The queen of Sheba was likely from the area of Yemen in the southwest corner of Arabia. Her appearance in chapter nine helps to cap off the section on Solomon, which began with a reference to his greatness (note the mention of horses in chapter one and here) and ends that way here.
Of course, what is absent here is the observation about Solomon’s wives – how many he had and that they drew his heart away from God.
Why is it missing?
The Chronicler is interested in providing returning exiles a guide for successful leadership in Israel. He doesn’t refuse to list the negatives (remember David’s fiasco with the Ark of the Covenant and Solomon’s horses), but he elects to focus on the positives.
David and Solomon, like us, wrestled with the commandments, but they did not turn against God. This is what will make the story of Rehoboam in chapter 12 such a turning point in the book. He abandons “the Law of the Lord.”

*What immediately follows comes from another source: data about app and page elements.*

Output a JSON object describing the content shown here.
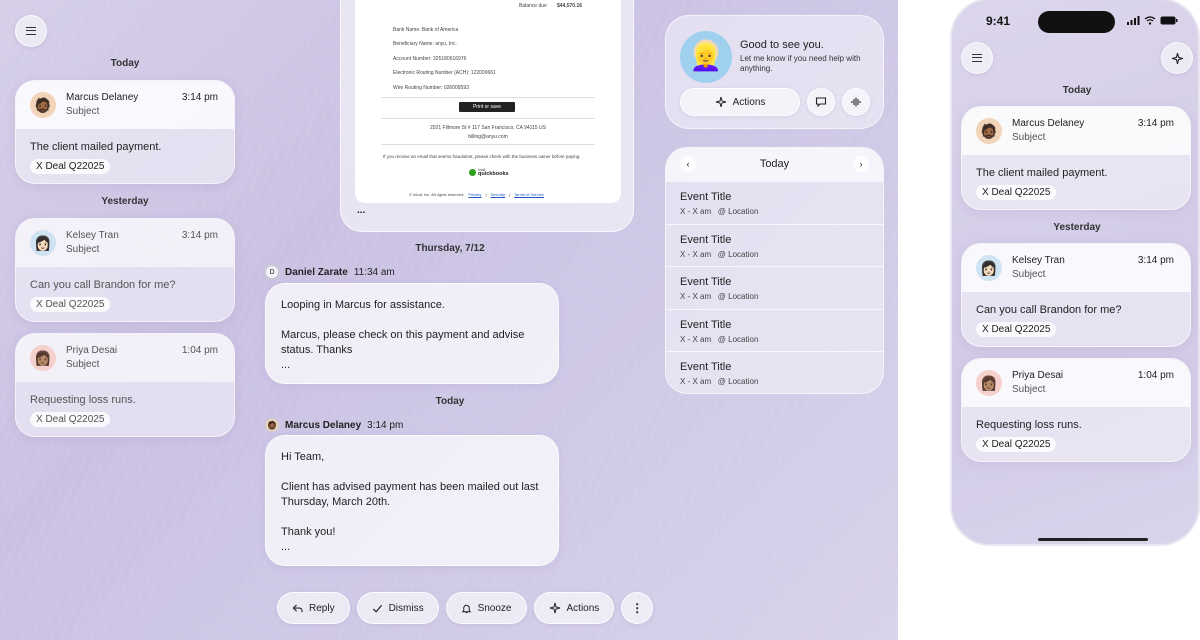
{
  "sidebar": {
    "sections": [
      {
        "label": "Today"
      },
      {
        "label": "Yesterday"
      }
    ],
    "cards": [
      {
        "name": "Marcus Delaney",
        "subject": "Subject",
        "time": "3:14 pm",
        "body": "The client mailed payment.",
        "tag": "X Deal Q22025"
      },
      {
        "name": "Kelsey Tran",
        "subject": "Subject",
        "time": "3:14 pm",
        "body": "Can you call Brandon for me?",
        "tag": "X Deal Q22025"
      },
      {
        "name": "Priya Desai",
        "subject": "Subject",
        "time": "1:04 pm",
        "body": "Requesting loss runs.",
        "tag": "X Deal Q22025"
      }
    ]
  },
  "invoice": {
    "balance_label": "Balance due",
    "balance_value": "$44,570.16",
    "lines": [
      "Bank Name: Bank of America",
      "Beneficiary Name: anyu, Inc.",
      "Account Number: 325180616976",
      "Electronic Routing Number (ACH): 122000661",
      "Wire Routing Number: 026009593"
    ],
    "print_button": "Print or save",
    "address": "2021 Fillmore St # 117 San Francisco, CA 94115 US",
    "email": "billing@anyu.com",
    "fraud_note": "If you receive an email that seems fraudulent, please check with the business owner before paying.",
    "brand": "quickbooks",
    "brand_prefix": "intuit",
    "footer": "© Intuit, Inc. All rights reserved.",
    "links": [
      "Privacy",
      "Security",
      "Terms of Service"
    ],
    "more": "..."
  },
  "thread": {
    "date_label": "Thursday, 7/12",
    "today_label": "Today",
    "messages": [
      {
        "initial": "D",
        "sender": "Daniel Zarate",
        "time": "11:34 am",
        "paragraphs": [
          "Looping in Marcus for assistance.",
          "Marcus, please check on this payment and advise status. Thanks"
        ],
        "more": "..."
      },
      {
        "initial": "",
        "sender": "Marcus Delaney",
        "time": "3:14 pm",
        "paragraphs": [
          "Hi Team,",
          "Client has advised payment has been mailed out last Thursday, March 20th.",
          "Thank you!"
        ],
        "more": "..."
      }
    ]
  },
  "toolbar": {
    "reply": "Reply",
    "dismiss": "Dismiss",
    "snooze": "Snooze",
    "actions": "Actions",
    "more": "⋮"
  },
  "assistant": {
    "greeting": "Good to see you.",
    "subtext": "Let me know if you need help with anything.",
    "actions_label": "Actions"
  },
  "calendar": {
    "title": "Today",
    "events": [
      {
        "title": "Event Title",
        "time": "X - X am",
        "location": "@ Location"
      },
      {
        "title": "Event Title",
        "time": "X - X am",
        "location": "@ Location"
      },
      {
        "title": "Event Title",
        "time": "X - X am",
        "location": "@ Location"
      },
      {
        "title": "Event Title",
        "time": "X - X am",
        "location": "@ Location"
      },
      {
        "title": "Event Title",
        "time": "X - X am",
        "location": "@ Location"
      }
    ]
  },
  "phone": {
    "clock": "9:41",
    "sections": [
      {
        "label": "Today"
      },
      {
        "label": "Yesterday"
      }
    ],
    "cards": [
      {
        "name": "Marcus Delaney",
        "subject": "Subject",
        "time": "3:14 pm",
        "body": "The client mailed payment.",
        "tag": "X Deal Q22025"
      },
      {
        "name": "Kelsey Tran",
        "subject": "Subject",
        "time": "3:14 pm",
        "body": "Can you call Brandon for me?",
        "tag": "X Deal Q22025"
      },
      {
        "name": "Priya Desai",
        "subject": "Subject",
        "time": "1:04 pm",
        "body": "Requesting loss runs.",
        "tag": "X Deal Q22025"
      }
    ]
  },
  "colors": {
    "background": "#cfc8e6",
    "accent": "#6b5fa8"
  }
}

God understands spiritual struggle. He can be kind and patient in His discipline. But outright rebellion doesn’t play well with the Lord, as those who are reading the book for the first time will come to understand. Life with God is a struggle (remember Jacob?), but that’s not a problem. The problem comes when there is no longer a struggle.